469 views
0

Why does 15 degrees (59 farenheit) feel so much colder in the night, than it does during the day?

In: Physics

>Why does 15 degrees (59 farenheit) feel so much colder in the night, than it does during the day?

Humidity of the air greatly affects perception of temperature with your skin. Water vapor floating in the air transfers temperature quicker. Sun reduces this humidity with direct light, but at night it goes back up.

Because you don’t have sunlight warming everything. When the light hits surfaces and structures, those things absorb some thermal energy and heat up. So even if the air temp is only 15 deg. C, your body, the ground, or a building or vehicle that you’re in will be noticeably warmer because they’ve been absorbing the heat from sunlight. At night, without anymore sunlight to generate heat, all of those things shed the excess heat and come down closer to the air temp.
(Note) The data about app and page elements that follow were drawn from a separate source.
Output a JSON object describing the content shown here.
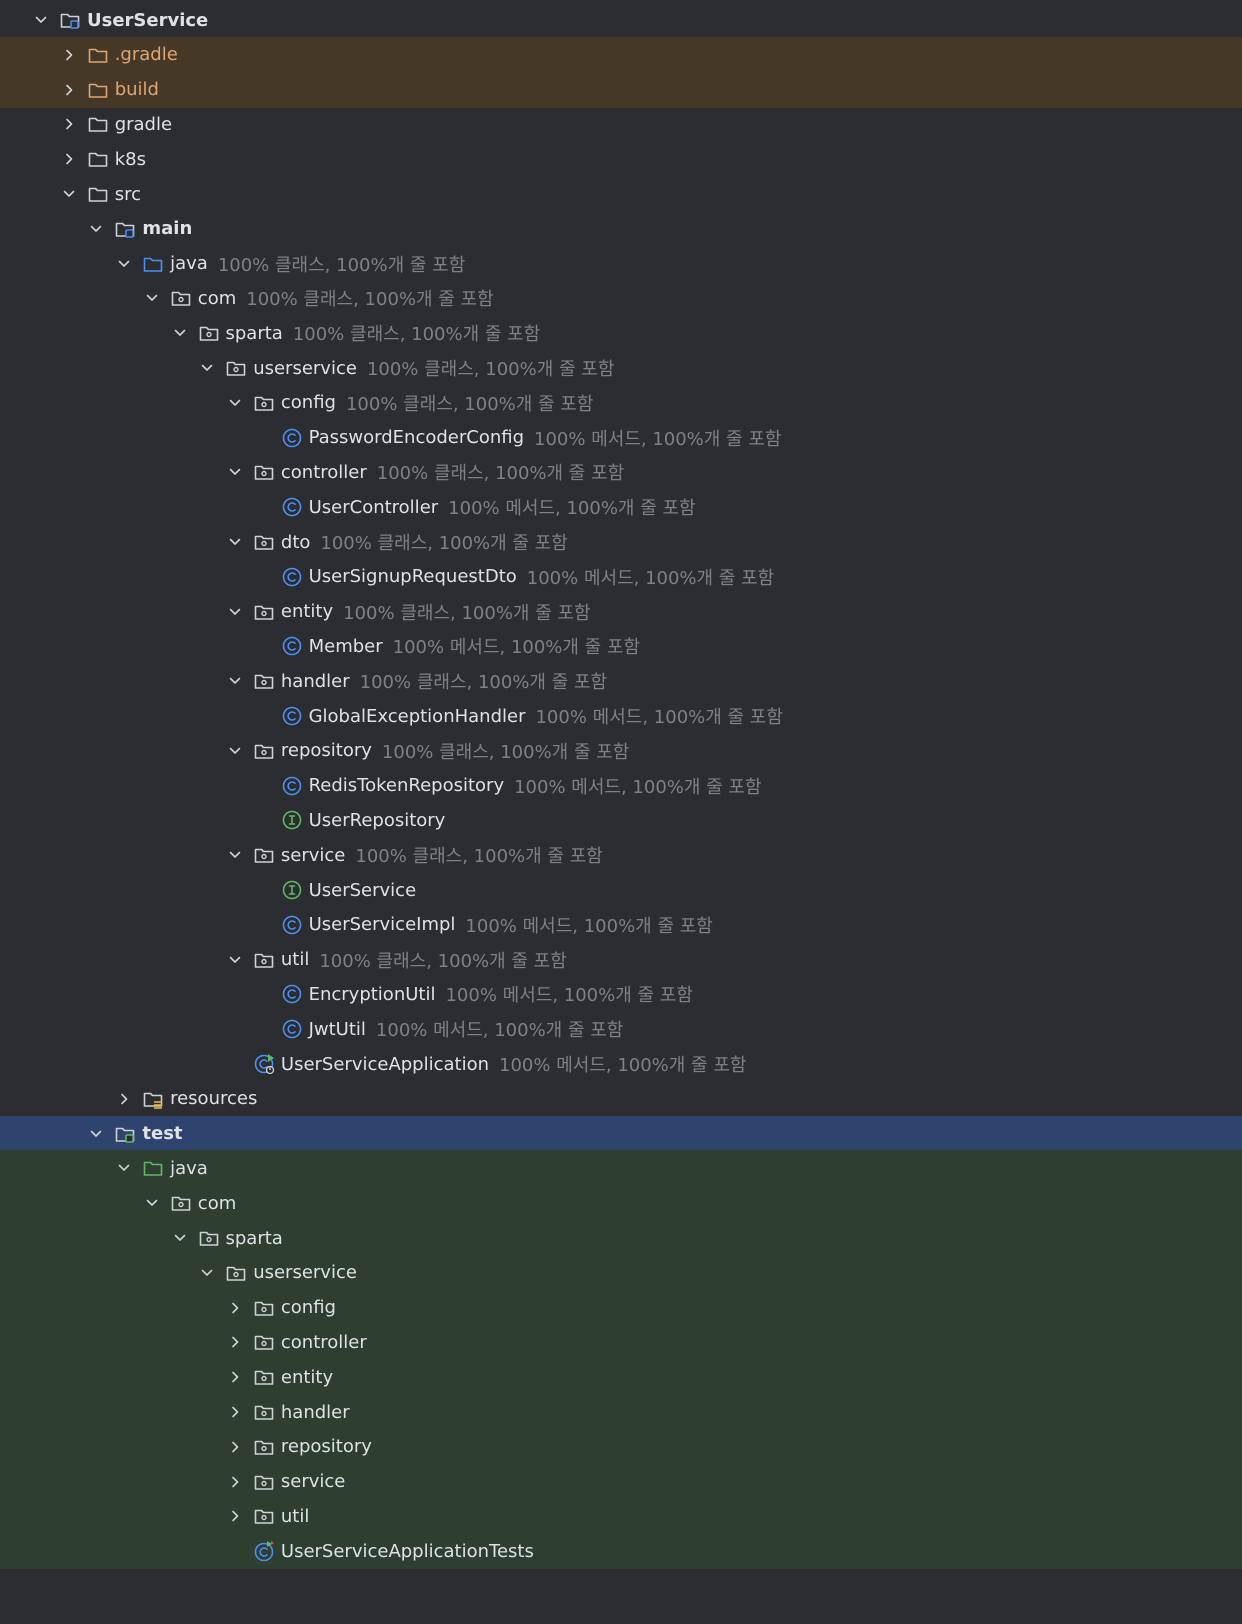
{
  "colors": {
    "background": "#2b2d30",
    "excluded_row": "#463827",
    "selected_row": "#2e436e",
    "test_row": "#2e3e31",
    "text": "#dfe1e5",
    "coverage_text": "#7e8188",
    "excluded_text": "#e0a571",
    "class_icon": "#4d8ff5",
    "interface_icon": "#5fb865",
    "source_folder": "#4d8ff5",
    "test_folder": "#5fb865"
  },
  "rows": [
    {
      "label": "UserService",
      "expanded": true,
      "icon": "module-folder-icon",
      "bold": true
    },
    {
      "label": ".gradle",
      "expanded": false,
      "icon": "excluded-folder-icon",
      "excluded": true
    },
    {
      "label": "build",
      "expanded": false,
      "icon": "excluded-folder-icon",
      "excluded": true
    },
    {
      "label": "gradle",
      "expanded": false,
      "icon": "folder-icon"
    },
    {
      "label": "k8s",
      "expanded": false,
      "icon": "folder-icon"
    },
    {
      "label": "src",
      "expanded": true,
      "icon": "folder-icon"
    },
    {
      "label": "main",
      "expanded": true,
      "icon": "source-root-module-icon",
      "bold": true
    },
    {
      "label": "java",
      "expanded": true,
      "icon": "source-folder-icon",
      "coverage": "100% 클래스, 100%개 줄 포함"
    },
    {
      "label": "com",
      "expanded": true,
      "icon": "package-icon",
      "coverage": "100% 클래스, 100%개 줄 포함"
    },
    {
      "label": "sparta",
      "expanded": true,
      "icon": "package-icon",
      "coverage": "100% 클래스, 100%개 줄 포함"
    },
    {
      "label": "userservice",
      "expanded": true,
      "icon": "package-icon",
      "coverage": "100% 클래스, 100%개 줄 포함"
    },
    {
      "label": "config",
      "expanded": true,
      "icon": "package-icon",
      "coverage": "100% 클래스, 100%개 줄 포함"
    },
    {
      "label": "PasswordEncoderConfig",
      "expanded": null,
      "icon": "class-icon",
      "coverage": "100% 메서드, 100%개 줄 포함"
    },
    {
      "label": "controller",
      "expanded": true,
      "icon": "package-icon",
      "coverage": "100% 클래스, 100%개 줄 포함"
    },
    {
      "label": "UserController",
      "expanded": null,
      "icon": "class-icon",
      "coverage": "100% 메서드, 100%개 줄 포함"
    },
    {
      "label": "dto",
      "expanded": true,
      "icon": "package-icon",
      "coverage": "100% 클래스, 100%개 줄 포함"
    },
    {
      "label": "UserSignupRequestDto",
      "expanded": null,
      "icon": "class-icon",
      "coverage": "100% 메서드, 100%개 줄 포함"
    },
    {
      "label": "entity",
      "expanded": true,
      "icon": "package-icon",
      "coverage": "100% 클래스, 100%개 줄 포함"
    },
    {
      "label": "Member",
      "expanded": null,
      "icon": "class-icon",
      "coverage": "100% 메서드, 100%개 줄 포함"
    },
    {
      "label": "handler",
      "expanded": true,
      "icon": "package-icon",
      "coverage": "100% 클래스, 100%개 줄 포함"
    },
    {
      "label": "GlobalExceptionHandler",
      "expanded": null,
      "icon": "class-icon",
      "coverage": "100% 메서드, 100%개 줄 포함"
    },
    {
      "label": "repository",
      "expanded": true,
      "icon": "package-icon",
      "coverage": "100% 클래스, 100%개 줄 포함"
    },
    {
      "label": "RedisTokenRepository",
      "expanded": null,
      "icon": "class-icon",
      "coverage": "100% 메서드, 100%개 줄 포함"
    },
    {
      "label": "UserRepository",
      "expanded": null,
      "icon": "interface-icon"
    },
    {
      "label": "service",
      "expanded": true,
      "icon": "package-icon",
      "coverage": "100% 클래스, 100%개 줄 포함"
    },
    {
      "label": "UserService",
      "expanded": null,
      "icon": "interface-icon"
    },
    {
      "label": "UserServiceImpl",
      "expanded": null,
      "icon": "class-icon",
      "coverage": "100% 메서드, 100%개 줄 포함"
    },
    {
      "label": "util",
      "expanded": true,
      "icon": "package-icon",
      "coverage": "100% 클래스, 100%개 줄 포함"
    },
    {
      "label": "EncryptionUtil",
      "expanded": null,
      "icon": "class-icon",
      "coverage": "100% 메서드, 100%개 줄 포함"
    },
    {
      "label": "JwtUtil",
      "expanded": null,
      "icon": "class-icon",
      "coverage": "100% 메서드, 100%개 줄 포함"
    },
    {
      "label": "UserServiceApplication",
      "expanded": null,
      "icon": "spring-boot-class-icon",
      "coverage": "100% 메서드, 100%개 줄 포함"
    },
    {
      "label": "resources",
      "expanded": false,
      "icon": "resources-folder-icon"
    },
    {
      "label": "test",
      "expanded": true,
      "icon": "test-module-folder-icon",
      "bold": true,
      "selected": true
    },
    {
      "label": "java",
      "expanded": true,
      "icon": "test-source-folder-icon",
      "test": true
    },
    {
      "label": "com",
      "expanded": true,
      "icon": "package-icon",
      "test": true
    },
    {
      "label": "sparta",
      "expanded": true,
      "icon": "package-icon",
      "test": true
    },
    {
      "label": "userservice",
      "expanded": true,
      "icon": "package-icon",
      "test": true
    },
    {
      "label": "config",
      "expanded": false,
      "icon": "package-icon",
      "test": true
    },
    {
      "label": "controller",
      "expanded": false,
      "icon": "package-icon",
      "test": true
    },
    {
      "label": "entity",
      "expanded": false,
      "icon": "package-icon",
      "test": true
    },
    {
      "label": "handler",
      "expanded": false,
      "icon": "package-icon",
      "test": true
    },
    {
      "label": "repository",
      "expanded": false,
      "icon": "package-icon",
      "test": true
    },
    {
      "label": "service",
      "expanded": false,
      "icon": "package-icon",
      "test": true
    },
    {
      "label": "util",
      "expanded": false,
      "icon": "package-icon",
      "test": true
    },
    {
      "label": "UserServiceApplicationTests",
      "expanded": null,
      "icon": "test-class-icon",
      "test": true
    }
  ]
}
The temperature you feel, is due to heat transfer to and from your internal “thermostat”. Temperature is just one element of that heat transfer. At night, you don’t get the heat transfer from the “radiation” of the sun. Even though you get roughly the same “conduction” and “convection”(the 3 modes of heat transfer are radiation, conduction, and convection), you don’t feel the heat coming from sun on your body.

It’s basically the same reason that 70 degrees in water can make you go hypothermic, but 70 degrees on a still day in the sunlight is entirely pleasant, or the reason in the morning carpets feel fine to your bare feet but tile is too cold.